**Supplied data:**
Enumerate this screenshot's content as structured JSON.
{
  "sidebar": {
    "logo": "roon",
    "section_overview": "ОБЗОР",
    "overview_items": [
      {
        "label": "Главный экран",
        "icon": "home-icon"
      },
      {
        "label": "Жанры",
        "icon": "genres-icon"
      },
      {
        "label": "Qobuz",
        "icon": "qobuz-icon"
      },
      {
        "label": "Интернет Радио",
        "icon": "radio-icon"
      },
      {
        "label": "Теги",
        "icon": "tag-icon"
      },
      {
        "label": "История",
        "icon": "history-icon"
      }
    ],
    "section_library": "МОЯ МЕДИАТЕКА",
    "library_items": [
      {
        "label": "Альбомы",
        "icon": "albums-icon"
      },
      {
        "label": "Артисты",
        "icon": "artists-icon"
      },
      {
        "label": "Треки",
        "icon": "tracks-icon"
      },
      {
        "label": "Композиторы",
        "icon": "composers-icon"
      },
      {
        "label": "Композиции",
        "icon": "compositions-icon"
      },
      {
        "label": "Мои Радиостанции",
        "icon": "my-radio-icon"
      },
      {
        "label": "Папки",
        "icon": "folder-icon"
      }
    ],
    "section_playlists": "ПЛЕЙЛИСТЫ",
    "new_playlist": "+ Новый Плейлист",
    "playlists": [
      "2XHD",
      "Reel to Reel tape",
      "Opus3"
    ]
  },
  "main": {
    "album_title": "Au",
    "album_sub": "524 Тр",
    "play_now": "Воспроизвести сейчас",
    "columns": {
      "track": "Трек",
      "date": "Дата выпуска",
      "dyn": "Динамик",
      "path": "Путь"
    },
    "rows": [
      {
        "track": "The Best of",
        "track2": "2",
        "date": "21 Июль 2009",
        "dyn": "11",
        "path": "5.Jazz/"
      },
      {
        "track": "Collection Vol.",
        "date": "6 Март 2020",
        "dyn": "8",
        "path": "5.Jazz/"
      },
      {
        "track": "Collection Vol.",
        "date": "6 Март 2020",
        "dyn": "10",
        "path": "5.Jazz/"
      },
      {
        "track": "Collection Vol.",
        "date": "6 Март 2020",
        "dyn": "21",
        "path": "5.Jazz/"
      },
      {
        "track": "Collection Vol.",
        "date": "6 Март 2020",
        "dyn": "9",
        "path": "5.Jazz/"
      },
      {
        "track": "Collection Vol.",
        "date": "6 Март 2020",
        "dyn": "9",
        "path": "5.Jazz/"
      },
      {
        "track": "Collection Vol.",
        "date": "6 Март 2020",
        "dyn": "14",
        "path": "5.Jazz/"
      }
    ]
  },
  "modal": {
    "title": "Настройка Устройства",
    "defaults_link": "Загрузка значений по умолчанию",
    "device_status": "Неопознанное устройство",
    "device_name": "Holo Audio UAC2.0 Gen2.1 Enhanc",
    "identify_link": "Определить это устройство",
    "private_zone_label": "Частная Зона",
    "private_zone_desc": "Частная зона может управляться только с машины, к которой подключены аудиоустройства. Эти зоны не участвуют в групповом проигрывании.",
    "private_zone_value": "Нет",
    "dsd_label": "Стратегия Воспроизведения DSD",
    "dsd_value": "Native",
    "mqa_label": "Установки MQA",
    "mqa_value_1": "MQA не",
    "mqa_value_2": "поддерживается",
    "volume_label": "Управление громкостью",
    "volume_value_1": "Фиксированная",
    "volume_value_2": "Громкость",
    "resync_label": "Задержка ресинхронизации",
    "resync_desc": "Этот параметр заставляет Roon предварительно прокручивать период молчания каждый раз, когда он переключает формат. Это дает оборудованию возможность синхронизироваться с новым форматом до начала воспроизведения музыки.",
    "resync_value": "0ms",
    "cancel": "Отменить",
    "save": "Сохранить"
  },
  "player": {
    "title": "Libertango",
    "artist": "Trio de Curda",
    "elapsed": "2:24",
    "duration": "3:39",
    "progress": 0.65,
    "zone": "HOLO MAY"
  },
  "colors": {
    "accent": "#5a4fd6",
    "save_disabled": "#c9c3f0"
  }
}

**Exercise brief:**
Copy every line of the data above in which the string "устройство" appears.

**Written response:**
    "device_status": "Неопознанное устройство",
    "identify_link": "Определить это устройство",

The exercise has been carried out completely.